Yellowstone and a Tribute

At this point, 24 days in, I've cycled 1151 miles. Hard to believe I'm a quarter of the way through my trip. And, I have to say, biking into Yellowstone Park was a highlight. Literally biking through the entrance, paying the fee and cycling the 14 miles to Madison area campground was amazing. It was late afternoon and most cars were leaving the park. After a few miles, I entered into Wyoming! My fourth state.
Cycling thru the Park was a surreal experience. It's so pristine and clean and almost feels like a Disney ride for some strange reason. The animal crossing signs have flashing lights around them and everyone is driving super slow to get a chance to see wildlife. The benefit of being on a bicycle is that you're quiet, see more wildlife as a result of being slower, have a better view of everything and well, it's just plain cooler to see it this way! I got to Madison Campground, which was full, but never for bikers/hikers. I paid my $6.80 and was shown the biker/hiker site, the food storage containers (black bear country) and met two guys- from Germany and cycling from Miami to Missoula. They are almost finished and in fact, I gave them my ACA map for West Yellowstone to Missoula. They offered to give me cash for it, however, they are doing me a benefit by taking something I don't have to carry anymore! They were thrilled and we sat by the fire talking late into the night.

On a different note, wanted to point out that every 3 days or so, I'm wearing a bike jersey that was designed by my ex-husband Jered, but tells of Meg Berte's cancer story. Meg was the daughter of one if my mom's best friends. Meg was a few years older than I was, however, we ice skated together and sometimes had play dates together. Meg was ahead of me in HS, obviously, but I always knew what was going on with the Berte kids (Tom, Ben and Sira too). Meg was diagnosed with Hodgkins Lymphoma when she was 23 years old. She was treated at NYC's Sloan-Kettering Cancer Center. She went through aggressive treatment that left her with only 35% lung capacity. She was in remission for 12 years before succumbing to a lung infection due to her lungs being compromised. To read this extraordinary story of Meg, go to :

During her remission, Meg was selected to join Lance Armstrong in 2005 and bicycle across the country for the Tour of Hope, his ride across America to bring awareness to cancer research.When Meg found out she was selected, she asked Jered to design her a bike jersey. We happened to be in NYC and met with Meg one sunny afternoon. She relayed her survivor story to Jered and from there he designed her shirt. The 52 was her clinical trial number, a hornet on the front is what she named her bicycle years prior. Hope, research and family were words of inspiration for her and are within cell-like forms. An anatomical figure is on the front with a star at the heart. An abstract map of the Tour of Hope route from San Diego to Washington DC is on the back. She wore this jersey and we printed many more for her friends and family. I got one that year as well.
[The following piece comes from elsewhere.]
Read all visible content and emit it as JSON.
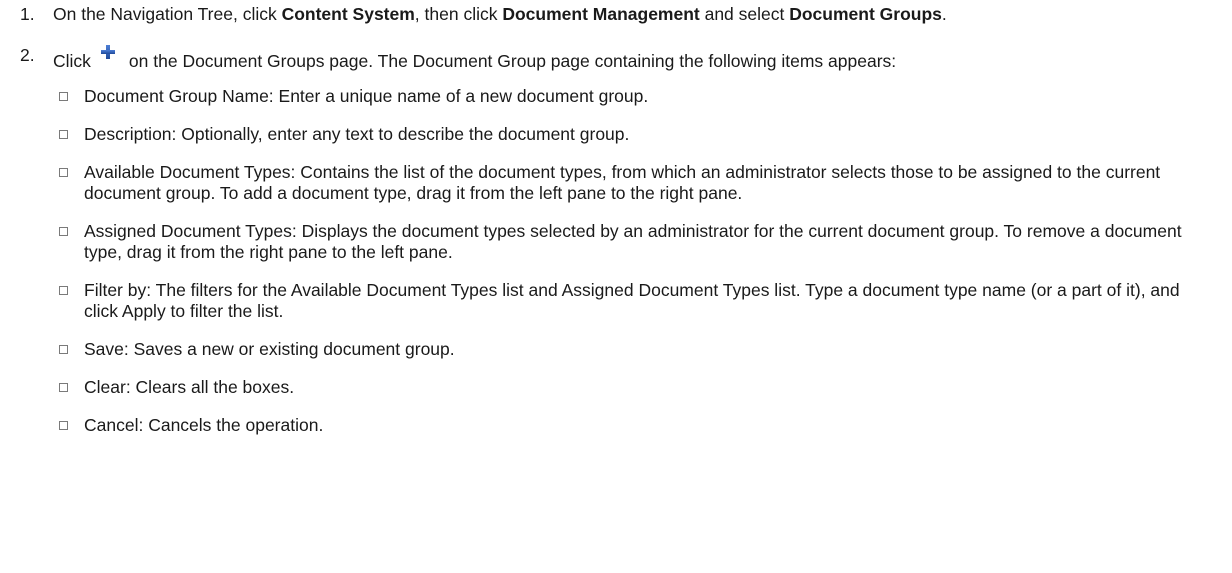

I brought this jersey (I'm wearing it in Wyoming sign photo) because Meg lived life similar to me. Our spirits seemed alike in many ways. Everyday I wear her jersey on this trip, I think of her. And I think of her entire family and the extreme loss they've had over the past few years. We never know when our last day may be. Tell people you love, you love them. Be honest. Put yourself out there. Challenge yourself. If tomorrow is my last day, I can say I've lived life. And I've challenged myself while fulfilling a huge goal.

A host that I stayed with recently wrote me to say he's been following my blog. I want to share what he wrote because it fits here. "Jess, please accept my humble appreciation for reminding me what a blessing it is to be alive and to be grateful for what I have, versus what I want. And for reminding me that, like you, with my bike, I have the blessing of 1. Helping Mother Earth heal (one less car) and 2. to be able to become closer to her and better appreciate her beauty. Wishing you days filled with serenity and beauty... And just enough challenge to keep you strong."